- There are a host of “new to the job” checklists on the internet: on average, they’re okay. If you didn’t get one from your employer, look to universities and government agencies for the better ones. While they’re usually written for managers, you can reverse-engineer one for your own use.
- I prefer a dry but clear employee handbook to an “inspiring” one. Either way, before or soon after, you start, read it. It’s a cultural artifact, and it’s documentation of what’s expected of you. Both are important.
- Make your HR rep happy and get all of your admin stuff done ASAP. The sooner you enroll in all of your benefits programs, the better for everyone.
- Michael Watkins originally wrote The First 90 Days (Amazon) (Library) for corporate executives who must jump into senior level jobs and show their worth, quickly. So, it probably wasn’t designed exactly for you. Its dry, corporate tone is not terribly endearing. That said, it’s a good book to read before, or soon after, starting a new job: it’s about what you need to do to set and meet goals, and to find the relationships that will support and sustain you.
- It can be tough to take, but your track record doesn’t really come with you: in a new company or first job, you’re starting over. Work with your manager to make sure that you agree on your goals. Then, communicate regularly about your status and accomplishments. This is what will be visible to your colleagues and management: it will become your track record.
- Until you have that track record, it will be tough to negotiate new terms at work, like your position, schedule, or changes in comp. The best way to earn credibility is to do what’s asked of you, on time: especially when it is made explicit. Keeping an organization running is no easy thing. If you’ve been asked to do something, assume it’s important until you’ve become trusted to prove otherwise.
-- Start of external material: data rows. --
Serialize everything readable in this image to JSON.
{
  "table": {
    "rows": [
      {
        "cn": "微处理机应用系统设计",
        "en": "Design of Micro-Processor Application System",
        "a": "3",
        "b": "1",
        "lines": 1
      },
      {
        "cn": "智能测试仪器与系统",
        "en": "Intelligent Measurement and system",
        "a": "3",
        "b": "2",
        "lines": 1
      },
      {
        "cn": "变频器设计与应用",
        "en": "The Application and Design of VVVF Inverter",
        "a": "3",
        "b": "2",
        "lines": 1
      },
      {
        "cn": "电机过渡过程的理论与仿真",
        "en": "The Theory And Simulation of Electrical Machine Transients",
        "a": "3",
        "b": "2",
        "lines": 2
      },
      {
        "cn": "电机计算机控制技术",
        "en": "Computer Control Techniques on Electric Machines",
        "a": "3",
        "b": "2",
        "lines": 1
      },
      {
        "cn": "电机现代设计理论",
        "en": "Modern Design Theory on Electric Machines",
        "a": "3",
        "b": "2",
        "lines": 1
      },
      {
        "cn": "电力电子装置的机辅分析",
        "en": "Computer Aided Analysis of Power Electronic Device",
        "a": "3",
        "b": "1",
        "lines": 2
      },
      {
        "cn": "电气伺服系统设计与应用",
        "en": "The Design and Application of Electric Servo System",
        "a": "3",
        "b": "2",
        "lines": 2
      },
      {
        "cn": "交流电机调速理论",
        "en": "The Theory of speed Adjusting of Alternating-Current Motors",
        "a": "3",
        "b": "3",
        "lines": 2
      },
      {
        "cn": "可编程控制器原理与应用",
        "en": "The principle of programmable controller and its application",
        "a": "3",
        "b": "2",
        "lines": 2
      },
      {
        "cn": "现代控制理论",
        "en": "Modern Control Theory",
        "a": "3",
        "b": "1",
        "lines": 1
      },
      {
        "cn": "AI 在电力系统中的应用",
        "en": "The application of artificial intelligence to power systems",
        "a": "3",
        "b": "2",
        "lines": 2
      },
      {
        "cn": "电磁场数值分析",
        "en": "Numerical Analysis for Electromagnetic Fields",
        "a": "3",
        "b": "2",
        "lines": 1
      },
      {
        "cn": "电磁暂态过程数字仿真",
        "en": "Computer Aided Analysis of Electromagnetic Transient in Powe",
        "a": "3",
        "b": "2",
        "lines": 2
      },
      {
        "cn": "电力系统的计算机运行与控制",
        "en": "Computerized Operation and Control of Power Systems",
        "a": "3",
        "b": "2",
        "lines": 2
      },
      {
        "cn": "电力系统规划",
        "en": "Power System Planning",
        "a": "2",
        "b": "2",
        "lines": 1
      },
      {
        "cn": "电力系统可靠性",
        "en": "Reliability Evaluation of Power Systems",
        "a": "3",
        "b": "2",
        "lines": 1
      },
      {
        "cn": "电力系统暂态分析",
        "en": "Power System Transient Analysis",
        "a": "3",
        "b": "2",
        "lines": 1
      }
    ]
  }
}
- Sometimes, people use your presence as a proxy for your work ethic. Or even your performance. So your lunchtime trip to the gym that was ok at your last job? It may not be now, even if you’re getting your job done. It’s so key to understand how “face time” works in your organization.
- If you’re a new grad, or you’ve been working as a freelancer, the physical demands of a “9-to-5” situation are a big change. It’s stressful, especially if you’ve moved to a new city. Be sure to eat, sleep and renew yourself. For some, “renewal” means dialing back on social obligations. For others, more trips to the museum, or naps on weekends. Know yourself.
- “You should know what the first six weeks will look like before they even get there. What do you want them to accomplish in the first 90 days?” Onboarding is more than HR getting forms filled out, and loading up your new hire with swag: you need to set some goals for your new hire. Employee Onboarding at Startups Is Broken – Here’s How to Fix It, via First Round Review.
- Another approach taken by an entrepreneur in my circle, Veronika Sonsev: learn your new hire’s development goals, and work with them to achieve them. Lightweight, via my blog.
- “If you can’t treat someone with dignity and respect, get out.” If you haven’t seen this from the heart talk by the Superintendant of the United States Air Force Academy, check it. He gave this talk surrounded by his staff. Given well-documented problems at the USAFA, I’d imagine that he was putting his staff on notice, too. Bravo to Lt. General Jay Silviera.
- Whether you’re a manager, or a new hire, or both: if you’re asked to break the law or your organization’s policies, to violate your own values, or to endanger yourself or others, don’t keep it to yourself. When in doubt, consult someone who knows you, and whose ethics and experience you trust. If you’re a manager: be this person for your people.
©copyright Anne Libby, 2017